The campaigns of Barack Obama and Hillary Clinton traded barbs in dueling memos on Friday, in a sharp exchange prompted by Obama's decision to single out Clinton for the first time in his stump speech on Iraq. "Leading Democrats - including Senator Clinton - echoed the erroneous line that there was a connection between Saddam Hussein and Al Qaeda," Obama told a crowd in Des Moines, Iowa.
The Clinton Campaign chided Obama for "abandon[ing] the politics of hope in favor of attack politics" in a memo that tries to marginalize Obama's argument as the maneuver of a campaign in free-fall:
... Hillary -- for the first time -- outraised Senator Obama in both primary and overall contributions. She attracted 100,000 new donors in the third quarter -- more than Senator Obama -- and raised $8 million online. These trends reflect the fact that Hillary's message of experience and change is resonating with voters as the first primary contests grow closer.... Other campaigns are reacting. Senator Obama said yesterday his campaign will be entering a time of "sharp contrast" in an article headlined "Obama: Bye-Bye Mr. Nice Guy?"
Apparently Senator Obama's fall in the polls has led him to abandon his pledge to change our politics and bring people together.
The Obama Campaign replied with a memo assailing Clinton as a "quasi-incumbent" and criticizing her "changing positions" on torture, Iraq, social security and diplomacy. It also tried to significantly raise expectations for Clinton's campaign:
[...] Senator Clinton and her campaign have abandoned the politics of "let's have a conversation," in favor of purely tactical posturing... In the one state where the race is engaged, Iowa, the last four public polls show a race within the margin of error between Obama and Clinton, with Edwards in third. This is not because it's the one state in the union immune to Senator Clinton's appeal. It is because the voters are paying close attention, they know the most about Barack Obama and are responding to his message... Senator Clinton in all these states is the quasi-incumbent. In Iowa, where the race is most developed, over 70% of the electorate is not choosing her, producing a dangerously low ceiling.
And let's be clear: Hillary Clinton must win every contest. They forcefulness with which they embrace the aura of inevitability will make it shatter if she does not win in every single state. Inevitability does not come with state exceptions.
The strategy is to put Hillary's supposed strength on steriods. The Obama campaign is pushing reporters, (the main audience for these memos), to go beyond saying she's "inevitable" and to start saying she's unbeatable -- and thus has to "win every contest."

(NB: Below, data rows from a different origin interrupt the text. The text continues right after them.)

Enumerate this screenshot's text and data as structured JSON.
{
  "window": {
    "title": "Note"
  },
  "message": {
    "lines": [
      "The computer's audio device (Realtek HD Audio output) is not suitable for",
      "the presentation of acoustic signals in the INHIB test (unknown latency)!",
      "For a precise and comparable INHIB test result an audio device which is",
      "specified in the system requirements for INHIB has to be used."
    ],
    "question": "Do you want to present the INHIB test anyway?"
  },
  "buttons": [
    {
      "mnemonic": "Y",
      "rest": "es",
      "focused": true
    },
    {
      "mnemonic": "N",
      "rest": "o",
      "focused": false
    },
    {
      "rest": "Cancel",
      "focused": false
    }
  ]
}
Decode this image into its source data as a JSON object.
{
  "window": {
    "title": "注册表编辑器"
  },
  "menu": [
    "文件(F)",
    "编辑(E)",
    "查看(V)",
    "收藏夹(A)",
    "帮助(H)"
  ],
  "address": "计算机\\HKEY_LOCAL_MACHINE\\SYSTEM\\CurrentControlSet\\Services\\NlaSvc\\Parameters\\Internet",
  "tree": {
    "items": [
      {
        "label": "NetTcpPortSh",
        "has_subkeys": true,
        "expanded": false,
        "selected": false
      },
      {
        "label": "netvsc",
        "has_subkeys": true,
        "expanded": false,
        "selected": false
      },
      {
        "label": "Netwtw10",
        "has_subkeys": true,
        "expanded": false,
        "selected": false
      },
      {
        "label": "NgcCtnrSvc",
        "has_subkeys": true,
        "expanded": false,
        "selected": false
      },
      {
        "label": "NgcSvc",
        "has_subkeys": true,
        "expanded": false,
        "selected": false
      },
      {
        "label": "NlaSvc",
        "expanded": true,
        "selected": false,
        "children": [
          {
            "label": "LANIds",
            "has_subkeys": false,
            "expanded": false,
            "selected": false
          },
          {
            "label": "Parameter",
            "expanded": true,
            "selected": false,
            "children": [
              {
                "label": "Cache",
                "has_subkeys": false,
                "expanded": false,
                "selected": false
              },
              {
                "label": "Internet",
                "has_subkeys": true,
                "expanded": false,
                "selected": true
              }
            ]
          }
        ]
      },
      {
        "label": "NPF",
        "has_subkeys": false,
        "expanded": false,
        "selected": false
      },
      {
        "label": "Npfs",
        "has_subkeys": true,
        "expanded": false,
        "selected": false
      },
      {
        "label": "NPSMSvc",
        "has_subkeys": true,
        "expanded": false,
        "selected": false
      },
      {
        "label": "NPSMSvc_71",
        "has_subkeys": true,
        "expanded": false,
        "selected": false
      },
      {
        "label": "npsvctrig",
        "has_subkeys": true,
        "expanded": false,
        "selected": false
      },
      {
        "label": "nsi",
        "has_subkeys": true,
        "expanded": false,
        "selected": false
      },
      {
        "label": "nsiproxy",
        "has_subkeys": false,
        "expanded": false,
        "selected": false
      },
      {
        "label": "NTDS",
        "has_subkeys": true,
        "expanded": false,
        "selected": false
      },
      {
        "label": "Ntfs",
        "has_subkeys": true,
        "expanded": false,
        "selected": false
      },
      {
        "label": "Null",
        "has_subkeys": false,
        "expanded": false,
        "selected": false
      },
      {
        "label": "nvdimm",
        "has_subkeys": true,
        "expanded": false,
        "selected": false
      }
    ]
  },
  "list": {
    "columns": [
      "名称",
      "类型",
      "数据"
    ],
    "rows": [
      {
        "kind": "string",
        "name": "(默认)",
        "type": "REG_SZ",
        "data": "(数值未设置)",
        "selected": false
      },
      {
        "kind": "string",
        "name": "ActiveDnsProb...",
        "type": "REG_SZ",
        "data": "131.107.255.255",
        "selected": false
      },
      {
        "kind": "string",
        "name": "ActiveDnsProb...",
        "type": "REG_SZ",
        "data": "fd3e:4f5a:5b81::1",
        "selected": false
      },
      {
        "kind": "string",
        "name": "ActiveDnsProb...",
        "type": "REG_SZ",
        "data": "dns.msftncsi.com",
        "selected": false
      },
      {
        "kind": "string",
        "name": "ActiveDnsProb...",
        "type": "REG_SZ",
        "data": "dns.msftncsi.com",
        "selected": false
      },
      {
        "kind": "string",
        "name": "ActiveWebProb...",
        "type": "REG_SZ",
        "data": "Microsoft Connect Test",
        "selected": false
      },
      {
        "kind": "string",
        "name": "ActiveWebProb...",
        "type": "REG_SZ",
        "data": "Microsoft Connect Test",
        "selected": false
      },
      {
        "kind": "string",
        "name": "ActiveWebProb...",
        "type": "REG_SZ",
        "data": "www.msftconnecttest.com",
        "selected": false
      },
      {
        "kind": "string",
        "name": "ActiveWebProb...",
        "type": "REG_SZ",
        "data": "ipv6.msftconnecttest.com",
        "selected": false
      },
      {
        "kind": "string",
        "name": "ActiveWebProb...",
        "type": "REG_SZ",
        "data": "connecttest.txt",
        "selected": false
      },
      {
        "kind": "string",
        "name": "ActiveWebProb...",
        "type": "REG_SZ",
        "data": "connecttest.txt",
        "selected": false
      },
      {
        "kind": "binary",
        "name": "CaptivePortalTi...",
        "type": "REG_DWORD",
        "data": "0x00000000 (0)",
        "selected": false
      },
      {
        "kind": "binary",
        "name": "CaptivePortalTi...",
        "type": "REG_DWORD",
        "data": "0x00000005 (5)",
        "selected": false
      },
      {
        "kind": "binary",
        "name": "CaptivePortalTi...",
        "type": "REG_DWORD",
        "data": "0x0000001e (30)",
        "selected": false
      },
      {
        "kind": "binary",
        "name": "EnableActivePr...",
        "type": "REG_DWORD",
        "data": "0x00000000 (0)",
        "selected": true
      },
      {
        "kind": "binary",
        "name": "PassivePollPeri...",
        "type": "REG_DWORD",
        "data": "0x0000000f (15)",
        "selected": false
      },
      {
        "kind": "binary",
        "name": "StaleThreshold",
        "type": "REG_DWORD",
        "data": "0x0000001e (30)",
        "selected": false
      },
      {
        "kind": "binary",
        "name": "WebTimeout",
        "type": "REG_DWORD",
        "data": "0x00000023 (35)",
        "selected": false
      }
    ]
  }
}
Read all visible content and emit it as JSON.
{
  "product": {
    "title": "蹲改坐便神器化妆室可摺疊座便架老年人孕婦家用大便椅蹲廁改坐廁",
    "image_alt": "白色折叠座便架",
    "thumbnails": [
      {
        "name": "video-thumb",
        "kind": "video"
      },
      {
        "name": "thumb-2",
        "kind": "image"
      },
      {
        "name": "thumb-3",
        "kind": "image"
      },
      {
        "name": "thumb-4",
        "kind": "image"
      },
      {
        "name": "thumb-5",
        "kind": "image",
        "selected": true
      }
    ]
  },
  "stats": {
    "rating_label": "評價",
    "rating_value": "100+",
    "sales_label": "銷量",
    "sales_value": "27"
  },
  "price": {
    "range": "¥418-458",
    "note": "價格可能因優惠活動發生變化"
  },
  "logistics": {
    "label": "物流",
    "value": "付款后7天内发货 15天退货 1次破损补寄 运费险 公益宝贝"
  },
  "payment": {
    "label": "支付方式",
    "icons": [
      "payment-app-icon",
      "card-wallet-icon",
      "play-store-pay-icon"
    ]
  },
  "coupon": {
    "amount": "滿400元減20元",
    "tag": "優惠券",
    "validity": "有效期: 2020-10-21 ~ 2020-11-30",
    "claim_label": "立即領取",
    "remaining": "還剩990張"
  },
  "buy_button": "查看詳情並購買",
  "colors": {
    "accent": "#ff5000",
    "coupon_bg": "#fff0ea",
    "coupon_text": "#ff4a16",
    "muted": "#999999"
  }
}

Team Clinton will keep pushing back by saying that all of Obama's arguments, from Iraq policy to campaign strategy, are merely driven by his position in the polls. Clinton's rivals may complain that she is poll-driven, but like any adept politician, she has already moved fast to wield that attack against others.